The Pacific Wolf Coalition is a group of different organizations and individuals dedicated to protecting wolves in the Pacific West.
"The Red Wolf Coalition advocates for the long-term survival of red wolf populations by teaching about the red wolf and by fostering public involvement in red wolf conservation."
Rick Lamplugh's Blog
Rick Lamplugh is an author and wildlife advocate, who keeps a wonderful blog focused on issues in wolf and wildlife conservation. His incredible skills as a writer make his blogs delightful to read an his books are even more fantastic. We recommend them all - "In the Temple of Wolves: A Winter’s Immersion in Wild Yellowstone" is a great one to start with.
"The Rocky Mountain Wolf Project aims to improve public understanding of gray wolf behavior, ecology, and options for re-establishing the species in Colorado."
Trap Free Montana is a 501(c)3 non-profit with a mission to "promote education, the best available science, and non-lethal alternatives to trapping that foster responsible stewardship and respectful coexistence with wildlife." They are an excellent resource for information about the truths of trapping and opportunities to become proactive in the fight against trapping.
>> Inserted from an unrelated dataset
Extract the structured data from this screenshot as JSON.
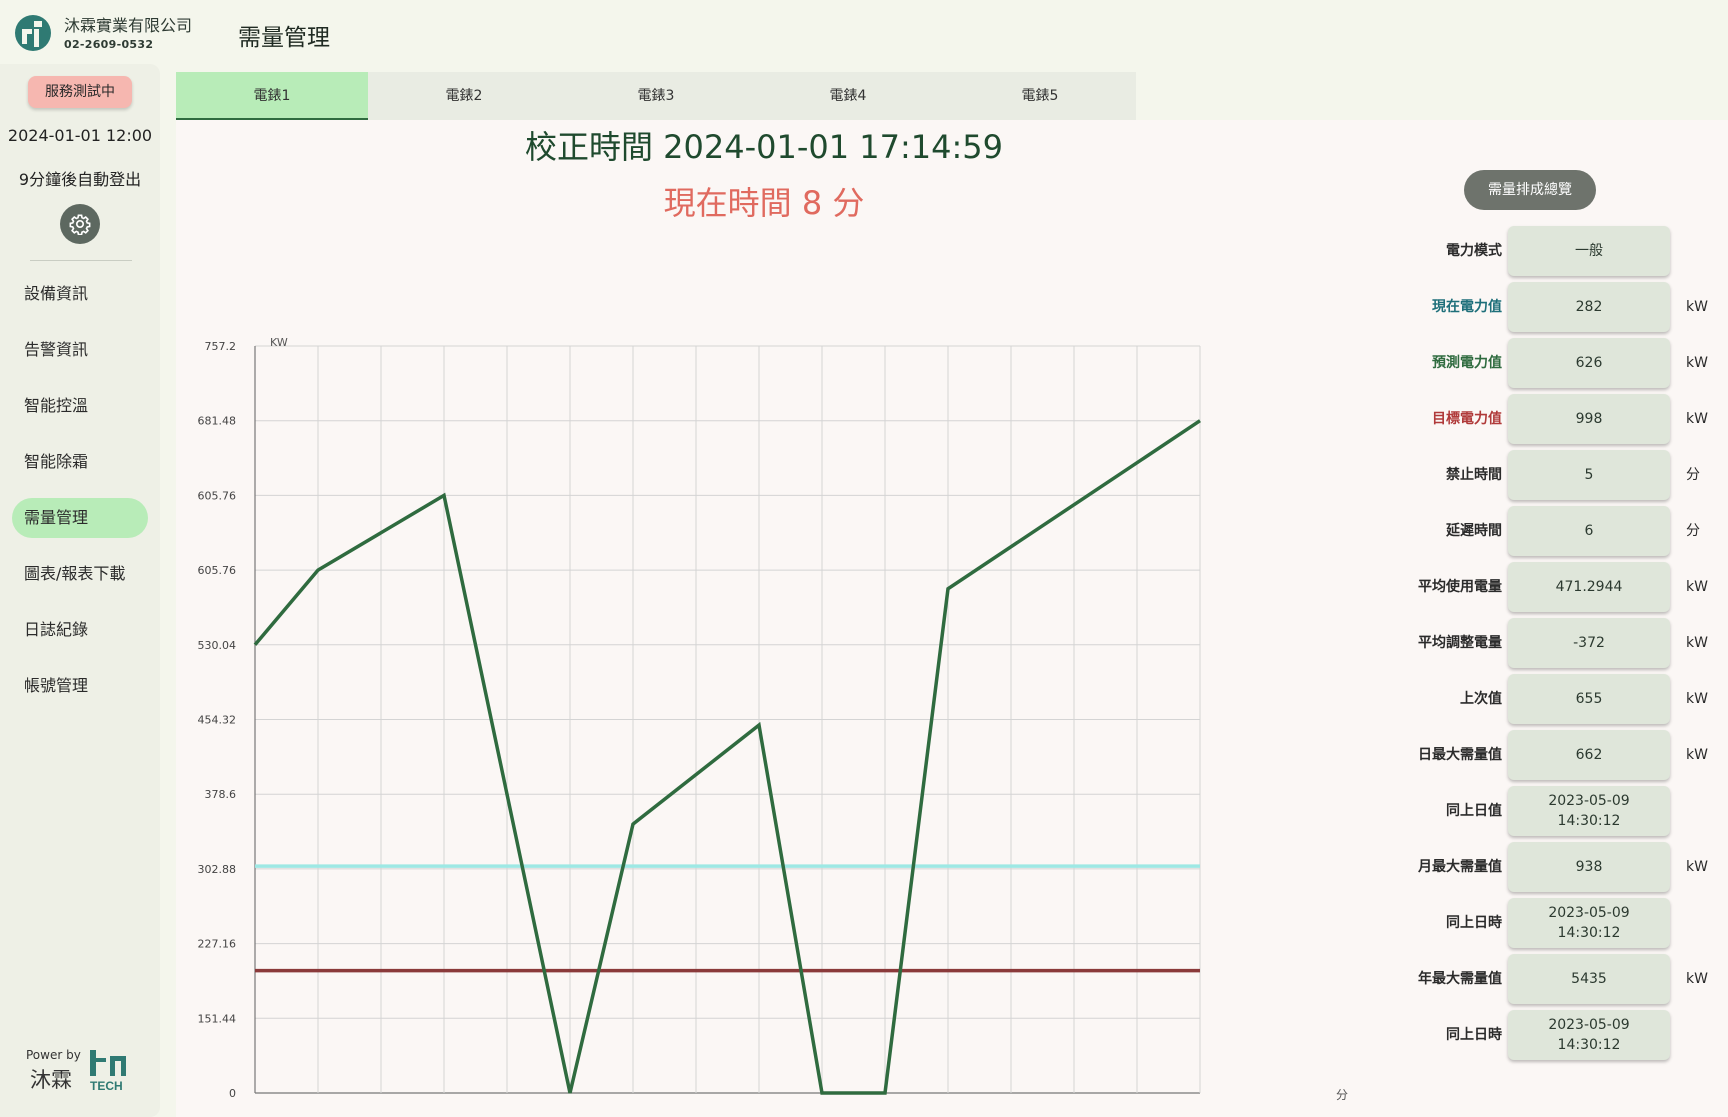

Trap Free New Mexico "is a coalition of conservation and animal welfare groups who oppose the cruel, damaging, and dangerous practice of trapping in New Mexico. The mission of TrapFree New Mexico is to enact a legislative ban on traps, snares and poisons on public lands to protect public safety and native wildlife."
The Wolf Conservation Center is a 501(c)3 non-profit organization that promotes wolf conservation by teaching "people about wolves, their relationship to the environment and the human role in protecting their future." This is an amazing center offers different educational programs, wolf viewings, and also serves as a major wolf recovery center for the Mexican Gray Wolf and the Red Wolf.
Wolves of the Rockies is a 501(c)3 non-profit that aims to "protect and defend wolves of the Rocky Mountains through advocating and education". This fantastic organization contributed the wolf trap we have in our educational displays at Seacrest Wolf Preserve.
"Isle Royale is a remote wilderness island, isolated by the frigid waters of Lake Superior, and home to populations of wolves and moose." The interaction between wolves and moose that occurs here has been continuously and intensely studied since 1958, making it the longest continuous study of any predator-prey system in the world. "The purposes of this project are to better understand the ecology of predation and what that knowledge can teach us about our relationship with nature."
In the mid-1990's, 31 wolves were reintroduced to Yellowstone National Park. Ever since then, wolf research (lead by Doug Smith) and monitoring has been a significant project occurring in Yellowstone. National Park Service reports information on wolves in the park.